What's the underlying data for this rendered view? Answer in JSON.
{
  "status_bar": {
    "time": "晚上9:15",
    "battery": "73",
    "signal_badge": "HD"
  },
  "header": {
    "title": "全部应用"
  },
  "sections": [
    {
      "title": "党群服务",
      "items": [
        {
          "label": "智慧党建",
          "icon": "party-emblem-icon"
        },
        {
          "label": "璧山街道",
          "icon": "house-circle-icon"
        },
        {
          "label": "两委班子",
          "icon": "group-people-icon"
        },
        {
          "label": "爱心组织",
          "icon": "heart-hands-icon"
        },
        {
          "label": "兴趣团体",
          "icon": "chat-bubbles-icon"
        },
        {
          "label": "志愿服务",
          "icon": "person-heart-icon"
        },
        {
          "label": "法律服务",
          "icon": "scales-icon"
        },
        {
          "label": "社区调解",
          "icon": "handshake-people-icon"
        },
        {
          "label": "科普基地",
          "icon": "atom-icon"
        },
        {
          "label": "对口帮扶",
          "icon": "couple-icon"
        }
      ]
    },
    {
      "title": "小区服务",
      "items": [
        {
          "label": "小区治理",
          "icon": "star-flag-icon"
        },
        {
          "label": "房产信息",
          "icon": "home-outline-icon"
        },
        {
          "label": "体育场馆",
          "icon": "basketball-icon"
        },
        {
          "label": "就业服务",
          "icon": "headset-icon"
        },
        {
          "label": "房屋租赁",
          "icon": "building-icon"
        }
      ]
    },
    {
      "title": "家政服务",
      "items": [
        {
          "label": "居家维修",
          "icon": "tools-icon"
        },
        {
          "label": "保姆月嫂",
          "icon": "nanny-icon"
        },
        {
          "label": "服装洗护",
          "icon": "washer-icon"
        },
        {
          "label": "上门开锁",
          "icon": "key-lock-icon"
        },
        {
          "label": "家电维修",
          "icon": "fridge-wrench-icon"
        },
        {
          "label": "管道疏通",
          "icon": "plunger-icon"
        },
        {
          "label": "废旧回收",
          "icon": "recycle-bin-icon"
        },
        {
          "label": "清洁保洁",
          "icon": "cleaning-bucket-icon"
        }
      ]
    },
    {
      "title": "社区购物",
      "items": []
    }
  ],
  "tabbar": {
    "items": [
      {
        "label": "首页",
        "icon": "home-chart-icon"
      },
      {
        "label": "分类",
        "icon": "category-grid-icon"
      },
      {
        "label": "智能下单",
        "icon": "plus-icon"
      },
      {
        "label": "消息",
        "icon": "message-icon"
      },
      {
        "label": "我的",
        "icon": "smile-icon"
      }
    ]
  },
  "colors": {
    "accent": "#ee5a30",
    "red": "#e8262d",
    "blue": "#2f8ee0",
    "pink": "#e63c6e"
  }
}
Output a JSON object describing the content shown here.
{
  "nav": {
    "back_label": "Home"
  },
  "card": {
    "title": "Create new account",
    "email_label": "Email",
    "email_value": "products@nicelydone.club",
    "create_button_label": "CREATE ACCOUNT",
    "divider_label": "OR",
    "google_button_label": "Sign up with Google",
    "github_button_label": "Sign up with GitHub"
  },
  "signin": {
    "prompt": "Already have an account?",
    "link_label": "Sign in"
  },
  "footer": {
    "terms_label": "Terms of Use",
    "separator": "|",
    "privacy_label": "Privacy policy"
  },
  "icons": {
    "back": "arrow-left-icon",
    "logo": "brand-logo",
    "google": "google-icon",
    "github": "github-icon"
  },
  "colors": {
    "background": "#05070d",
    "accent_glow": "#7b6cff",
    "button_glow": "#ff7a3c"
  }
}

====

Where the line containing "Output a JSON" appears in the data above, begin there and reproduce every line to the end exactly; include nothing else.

Output a JSON object describing the content shown here.
{
  "nav": {
    "back_label": "Home"
  },
  "card": {
    "title": "Create new account",
    "email_label": "Email",
    "email_value": "products@nicelydone.club",
    "create_button_label": "CREATE ACCOUNT",
    "divider_label": "OR",
    "google_button_label": "Sign up with Google",
    "github_button_label": "Sign up with GitHub"
  },
  "signin": {
    "prompt": "Already have an account?",
    "link_label": "Sign in"
  },
  "footer": {
    "terms_label": "Terms of Use",
    "separator": "|",
    "privacy_label": "Privacy policy"
  },
  "icons": {
    "back": "arrow-left-icon",
    "logo": "brand-logo",
    "google": "google-icon",
    "github": "github-icon"
  },
  "colors": {
    "background": "#05070d",
    "accent_glow": "#7b6cff",
    "button_glow": "#ff7a3c"
  }
}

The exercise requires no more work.